Segment Start: DATA PROVIDED

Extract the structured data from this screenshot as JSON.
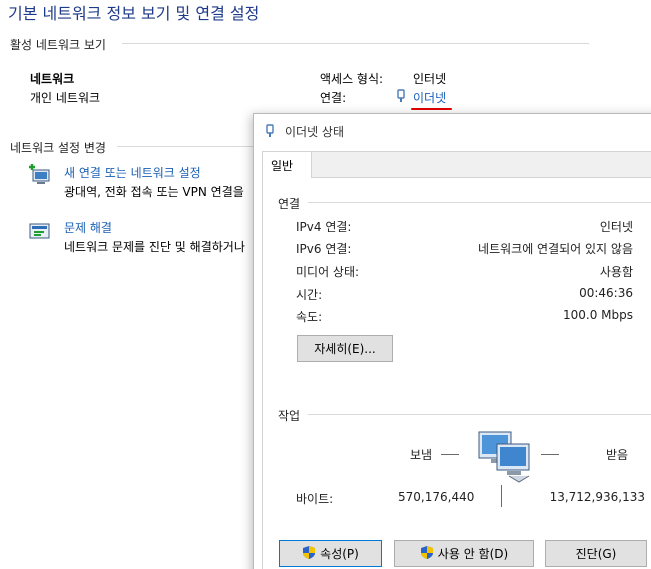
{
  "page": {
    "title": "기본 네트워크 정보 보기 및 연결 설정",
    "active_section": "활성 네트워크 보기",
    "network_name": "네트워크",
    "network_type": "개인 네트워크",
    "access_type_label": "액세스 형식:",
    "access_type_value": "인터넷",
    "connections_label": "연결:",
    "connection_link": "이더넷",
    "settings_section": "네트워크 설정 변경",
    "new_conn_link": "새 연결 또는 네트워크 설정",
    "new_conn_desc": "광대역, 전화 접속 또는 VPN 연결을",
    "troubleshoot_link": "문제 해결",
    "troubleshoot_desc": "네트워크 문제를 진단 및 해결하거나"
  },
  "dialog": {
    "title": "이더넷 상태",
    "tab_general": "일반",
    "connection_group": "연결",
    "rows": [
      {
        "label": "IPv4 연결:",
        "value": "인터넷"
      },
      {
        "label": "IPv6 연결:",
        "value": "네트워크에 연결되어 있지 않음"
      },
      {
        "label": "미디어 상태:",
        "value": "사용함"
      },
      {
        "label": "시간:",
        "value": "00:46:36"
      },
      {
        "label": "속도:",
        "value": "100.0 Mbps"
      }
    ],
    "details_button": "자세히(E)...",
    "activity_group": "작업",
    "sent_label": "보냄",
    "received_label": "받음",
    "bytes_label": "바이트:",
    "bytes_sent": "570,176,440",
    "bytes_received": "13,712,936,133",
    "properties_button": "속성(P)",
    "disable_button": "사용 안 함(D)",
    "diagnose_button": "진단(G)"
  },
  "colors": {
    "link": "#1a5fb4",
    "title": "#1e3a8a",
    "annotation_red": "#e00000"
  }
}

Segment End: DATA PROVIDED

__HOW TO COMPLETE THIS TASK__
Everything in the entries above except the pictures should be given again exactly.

__SOLUTION TO THIS TASK__
Extract the structured data from this screenshot as JSON.
{
  "page": {
    "title": "기본 네트워크 정보 보기 및 연결 설정",
    "active_section": "활성 네트워크 보기",
    "network_name": "네트워크",
    "network_type": "개인 네트워크",
    "access_type_label": "액세스 형식:",
    "access_type_value": "인터넷",
    "connections_label": "연결:",
    "connection_link": "이더넷",
    "settings_section": "네트워크 설정 변경",
    "new_conn_link": "새 연결 또는 네트워크 설정",
    "new_conn_desc": "광대역, 전화 접속 또는 VPN 연결을",
    "troubleshoot_link": "문제 해결",
    "troubleshoot_desc": "네트워크 문제를 진단 및 해결하거나"
  },
  "dialog": {
    "title": "이더넷 상태",
    "tab_general": "일반",
    "connection_group": "연결",
    "rows": [
      {
        "label": "IPv4 연결:",
        "value": "인터넷"
      },
      {
        "label": "IPv6 연결:",
        "value": "네트워크에 연결되어 있지 않음"
      },
      {
        "label": "미디어 상태:",
        "value": "사용함"
      },
      {
        "label": "시간:",
        "value": "00:46:36"
      },
      {
        "label": "속도:",
        "value": "100.0 Mbps"
      }
    ],
    "details_button": "자세히(E)...",
    "activity_group": "작업",
    "sent_label": "보냄",
    "received_label": "받음",
    "bytes_label": "바이트:",
    "bytes_sent": "570,176,440",
    "bytes_received": "13,712,936,133",
    "properties_button": "속성(P)",
    "disable_button": "사용 안 함(D)",
    "diagnose_button": "진단(G)"
  },
  "colors": {
    "link": "#1a5fb4",
    "title": "#1e3a8a",
    "annotation_red": "#e00000"
  }
}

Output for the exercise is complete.